__YOUR TASK__. Please return every record exactly, with no pictures included.

__AVAILABLE DATA__.
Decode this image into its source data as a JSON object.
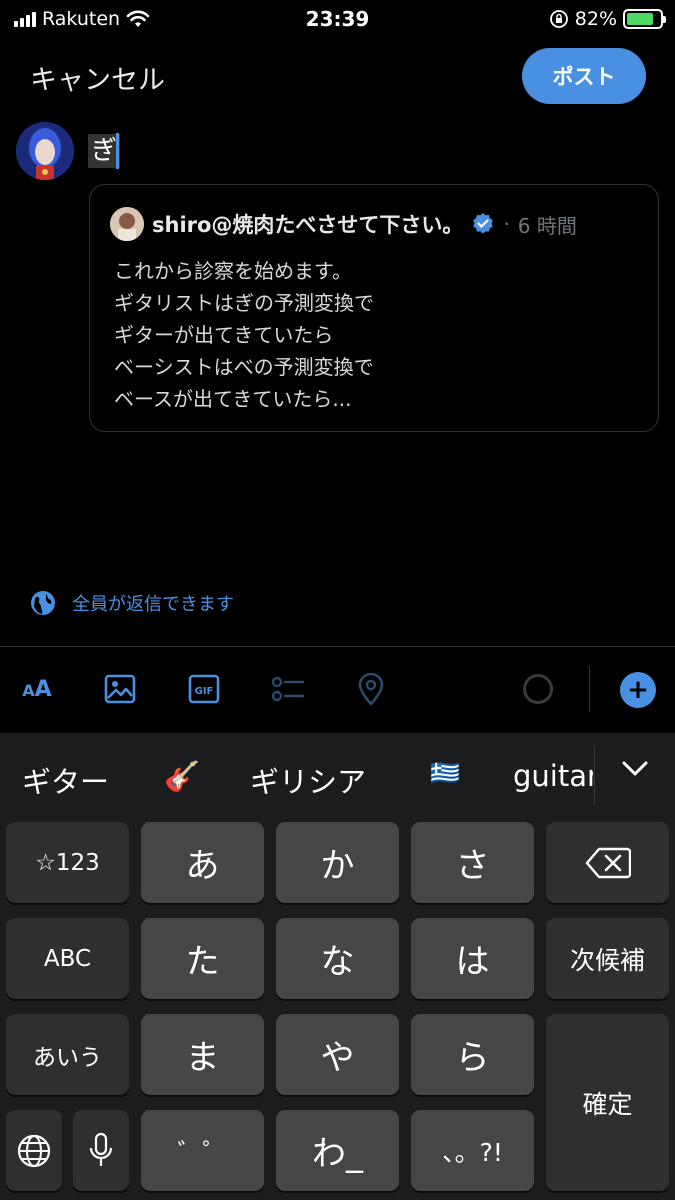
{
  "status_bar": {
    "carrier": "Rakuten",
    "time": "23:39",
    "battery": "82%",
    "battery_level": 0.82
  },
  "header": {
    "cancel_label": "キャンセル",
    "post_label": "ポスト"
  },
  "compose": {
    "text": "ぎ"
  },
  "quote": {
    "author": "shiro@焼肉たべさせて下さい。",
    "time": "6 時間",
    "lines": [
      "これから診察を始めます。",
      "ギタリストはぎの予測変換で",
      "ギターが出てきていたら",
      "ベーシストはべの予測変換で",
      "ベースが出てきていたら..."
    ]
  },
  "reply_setting": {
    "label": "全員が返信できます"
  },
  "toolbar": {
    "text_size_label": "AA",
    "icons": [
      "image-icon",
      "gif-icon",
      "poll-icon",
      "location-icon"
    ],
    "gif_label": "GIF"
  },
  "keyboard": {
    "candidates": [
      "ギター",
      "🎸",
      "ギリシア",
      "🇬🇷",
      "guitar"
    ],
    "keys": {
      "num": "☆123",
      "a": "あ",
      "ka": "か",
      "sa": "さ",
      "abc": "ABC",
      "ta": "た",
      "na": "な",
      "ha": "は",
      "next": "次候補",
      "aiu": "あいう",
      "ma": "ま",
      "ya": "や",
      "ra": "ら",
      "confirm": "確定",
      "dakuten": "゛゜",
      "wa": "わ_",
      "punct": "、。?!"
    }
  },
  "colors": {
    "accent": "#4a90e2",
    "background": "#000000",
    "keyboard_bg": "#1c1c1e",
    "key_light": "#464648",
    "key_dark": "#2f2f31"
  }
}
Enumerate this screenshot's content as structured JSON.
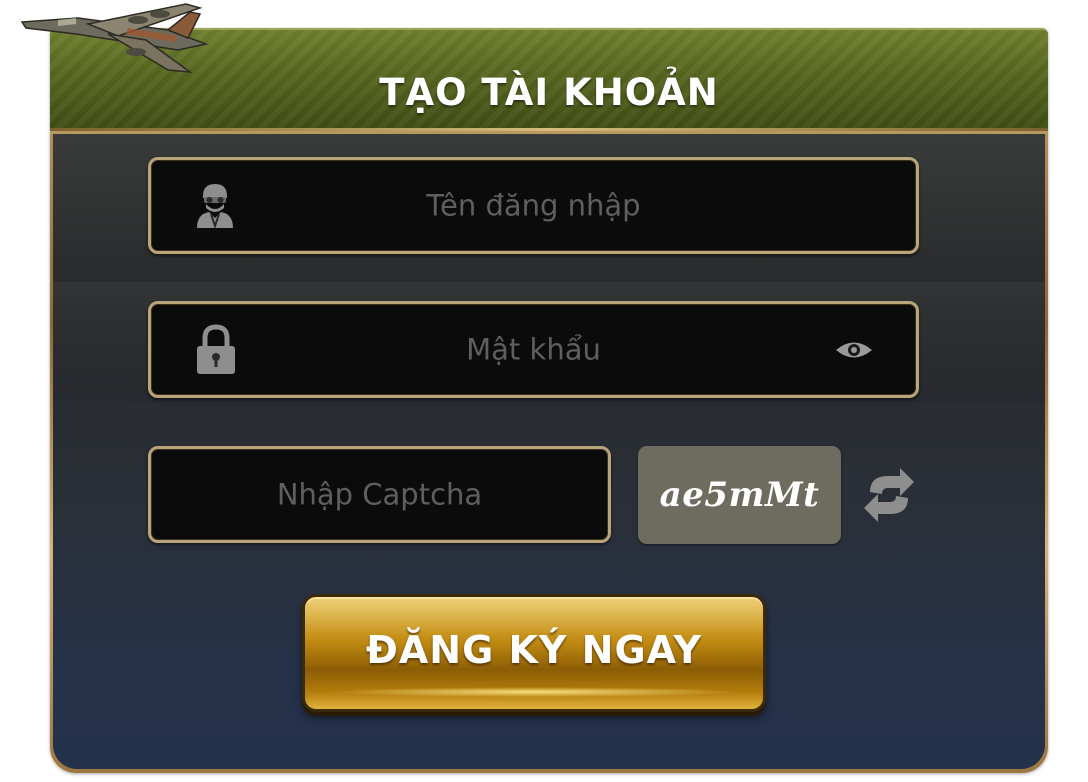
{
  "header": {
    "title": "TẠO TÀI KHOẢN",
    "logo_icon": "airplane-icon"
  },
  "form": {
    "username": {
      "placeholder": "Tên đăng nhập",
      "value": "",
      "icon": "soldier-avatar-icon"
    },
    "password": {
      "placeholder": "Mật khẩu",
      "value": "",
      "icon": "lock-icon",
      "toggle_icon": "eye-icon"
    },
    "captcha": {
      "placeholder": "Nhập Captcha",
      "value": "",
      "code": "ae5mMt",
      "refresh_icon": "refresh-icon"
    },
    "submit_label": "ĐĂNG KÝ NGAY"
  },
  "colors": {
    "header_green": "#56661f",
    "field_bg": "#0b0b0b",
    "field_border": "#b9a57a",
    "placeholder": "#5f5f5f",
    "captcha_bg": "#6e6c5f",
    "button_gold": "#c08a12"
  }
}
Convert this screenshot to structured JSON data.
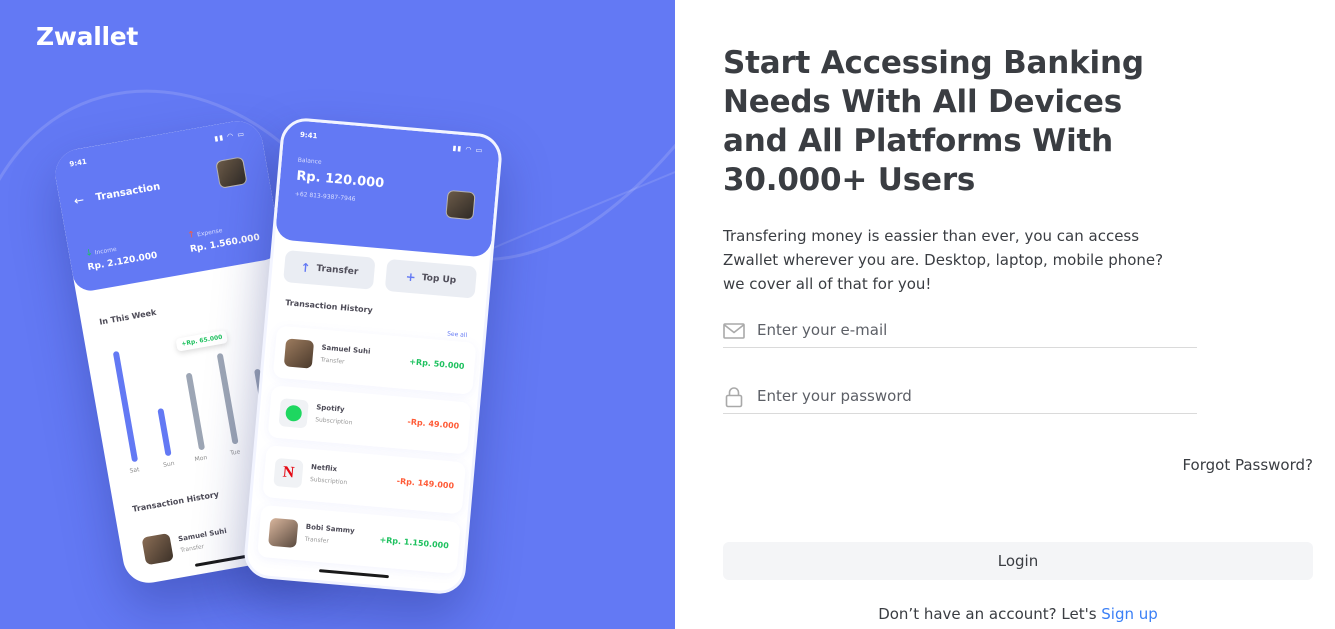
{
  "brand": {
    "name": "Zwallet"
  },
  "hero": {
    "back_phone": {
      "time": "9:41",
      "title": "Transaction",
      "income_label": "Income",
      "income_value": "Rp. 2.120.000",
      "expense_label": "Expense",
      "expense_value": "Rp. 1.560.000",
      "week_title": "In This Week",
      "tooltip": "+Rp. 65.000",
      "days": [
        "Sat",
        "Sun",
        "Mon",
        "Tue"
      ],
      "history_title": "Transaction History",
      "row": {
        "name": "Samuel Suhi",
        "sub": "Transfer"
      }
    },
    "front_phone": {
      "time": "9:41",
      "balance_label": "Balance",
      "balance": "Rp. 120.000",
      "phone": "+62 813-9387-7946",
      "transfer_label": "Transfer",
      "topup_label": "Top Up",
      "history_title": "Transaction History",
      "see_all": "See all",
      "transactions": [
        {
          "name": "Samuel Suhi",
          "sub": "Transfer",
          "amount": "+Rp. 50.000",
          "icon": "avatar"
        },
        {
          "name": "Spotify",
          "sub": "Subscription",
          "amount": "-Rp. 49.000",
          "icon": "spotify-icon"
        },
        {
          "name": "Netflix",
          "sub": "Subscription",
          "amount": "-Rp. 149.000",
          "icon": "netflix-icon"
        },
        {
          "name": "Bobi Sammy",
          "sub": "Transfer",
          "amount": "+Rp. 1.150.000",
          "icon": "avatar"
        }
      ]
    }
  },
  "form": {
    "headline": "Start Accessing Banking Needs With All Devices and All Platforms With 30.000+ Users",
    "description": "Transfering money is eassier than ever, you can access Zwallet wherever you are. Desktop, laptop, mobile phone? we cover all of that for you!",
    "email": {
      "value": "",
      "placeholder": "Enter your e-mail",
      "icon": "mail-icon"
    },
    "password": {
      "value": "",
      "placeholder": "Enter your password",
      "icon": "lock-icon"
    },
    "forgot": "Forgot Password?",
    "login_label": "Login",
    "signup_prompt": "Don’t have an account? Let's ",
    "signup_link": "Sign up"
  },
  "colors": {
    "primary": "#6379f4",
    "link": "#3a7ff6",
    "positive": "#1ec15f",
    "negative": "#ff5b37"
  }
}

__WRITTEN ANSWER__.
Decode this image into its source data as a JSON object.
{
  "status_bar": {
    "carrier": "Rakuten",
    "time": "23:39",
    "battery": "82%",
    "battery_level": 0.82
  },
  "header": {
    "cancel_label": "キャンセル",
    "post_label": "ポスト"
  },
  "compose": {
    "text": "ぎ"
  },
  "quote": {
    "author": "shiro@焼肉たべさせて下さい。",
    "time": "6 時間",
    "lines": [
      "これから診察を始めます。",
      "ギタリストはぎの予測変換で",
      "ギターが出てきていたら",
      "ベーシストはべの予測変換で",
      "ベースが出てきていたら..."
    ]
  },
  "reply_setting": {
    "label": "全員が返信できます"
  },
  "toolbar": {
    "text_size_label": "AA",
    "icons": [
      "image-icon",
      "gif-icon",
      "poll-icon",
      "location-icon"
    ],
    "gif_label": "GIF"
  },
  "keyboard": {
    "candidates": [
      "ギター",
      "🎸",
      "ギリシア",
      "🇬🇷",
      "guitar"
    ],
    "keys": {
      "num": "☆123",
      "a": "あ",
      "ka": "か",
      "sa": "さ",
      "abc": "ABC",
      "ta": "た",
      "na": "な",
      "ha": "は",
      "next": "次候補",
      "aiu": "あいう",
      "ma": "ま",
      "ya": "や",
      "ra": "ら",
      "confirm": "確定",
      "dakuten": "゛゜",
      "wa": "わ_",
      "punct": "、。?!"
    }
  },
  "colors": {
    "accent": "#4a90e2",
    "background": "#000000",
    "keyboard_bg": "#1c1c1e",
    "key_light": "#464648",
    "key_dark": "#2f2f31"
  }
}
Enumerate this screenshot's content as structured JSON.
{
  "header": {
    "title": "TẠO TÀI KHOẢN",
    "logo_icon": "airplane-icon"
  },
  "form": {
    "username": {
      "placeholder": "Tên đăng nhập",
      "value": "",
      "icon": "soldier-avatar-icon"
    },
    "password": {
      "placeholder": "Mật khẩu",
      "value": "",
      "icon": "lock-icon",
      "toggle_icon": "eye-icon"
    },
    "captcha": {
      "placeholder": "Nhập Captcha",
      "value": "",
      "code": "ae5mMt",
      "refresh_icon": "refresh-icon"
    },
    "submit_label": "ĐĂNG KÝ NGAY"
  },
  "colors": {
    "header_green": "#56661f",
    "field_bg": "#0b0b0b",
    "field_border": "#b9a57a",
    "placeholder": "#5f5f5f",
    "captcha_bg": "#6e6c5f",
    "button_gold": "#c08a12"
  }
}
Convert this screenshot to structured JSON data.
{
  "brand": {
    "name": "Zwallet"
  },
  "hero": {
    "back_phone": {
      "time": "9:41",
      "title": "Transaction",
      "income_label": "Income",
      "income_value": "Rp. 2.120.000",
      "expense_label": "Expense",
      "expense_value": "Rp. 1.560.000",
      "week_title": "In This Week",
      "tooltip": "+Rp. 65.000",
      "days": [
        "Sat",
        "Sun",
        "Mon",
        "Tue"
      ],
      "history_title": "Transaction History",
      "row": {
        "name": "Samuel Suhi",
        "sub": "Transfer"
      }
    },
    "front_phone": {
      "time": "9:41",
      "balance_label": "Balance",
      "balance": "Rp. 120.000",
      "phone": "+62 813-9387-7946",
      "transfer_label": "Transfer",
      "topup_label": "Top Up",
      "history_title": "Transaction History",
      "see_all": "See all",
      "transactions": [
        {
          "name": "Samuel Suhi",
          "sub": "Transfer",
          "amount": "+Rp. 50.000",
          "icon": "avatar"
        },
        {
          "name": "Spotify",
          "sub": "Subscription",
          "amount": "-Rp. 49.000",
          "icon": "spotify-icon"
        },
        {
          "name": "Netflix",
          "sub": "Subscription",
          "amount": "-Rp. 149.000",
          "icon": "netflix-icon"
        },
        {
          "name": "Bobi Sammy",
          "sub": "Transfer",
          "amount": "+Rp. 1.150.000",
          "icon": "avatar"
        }
      ]
    }
  },
  "form": {
    "headline": "Start Accessing Banking Needs With All Devices and All Platforms With 30.000+ Users",
    "description": "Transfering money is eassier than ever, you can access Zwallet wherever you are. Desktop, laptop, mobile phone? we cover all of that for you!",
    "email": {
      "value": "",
      "placeholder": "Enter your e-mail",
      "icon": "mail-icon"
    },
    "password": {
      "value": "",
      "placeholder": "Enter your password",
      "icon": "lock-icon"
    },
    "forgot": "Forgot Password?",
    "login_label": "Login",
    "signup_prompt": "Don’t have an account? Let's ",
    "signup_link": "Sign up"
  },
  "colors": {
    "primary": "#6379f4",
    "link": "#3a7ff6",
    "positive": "#1ec15f",
    "negative": "#ff5b37"
  }
}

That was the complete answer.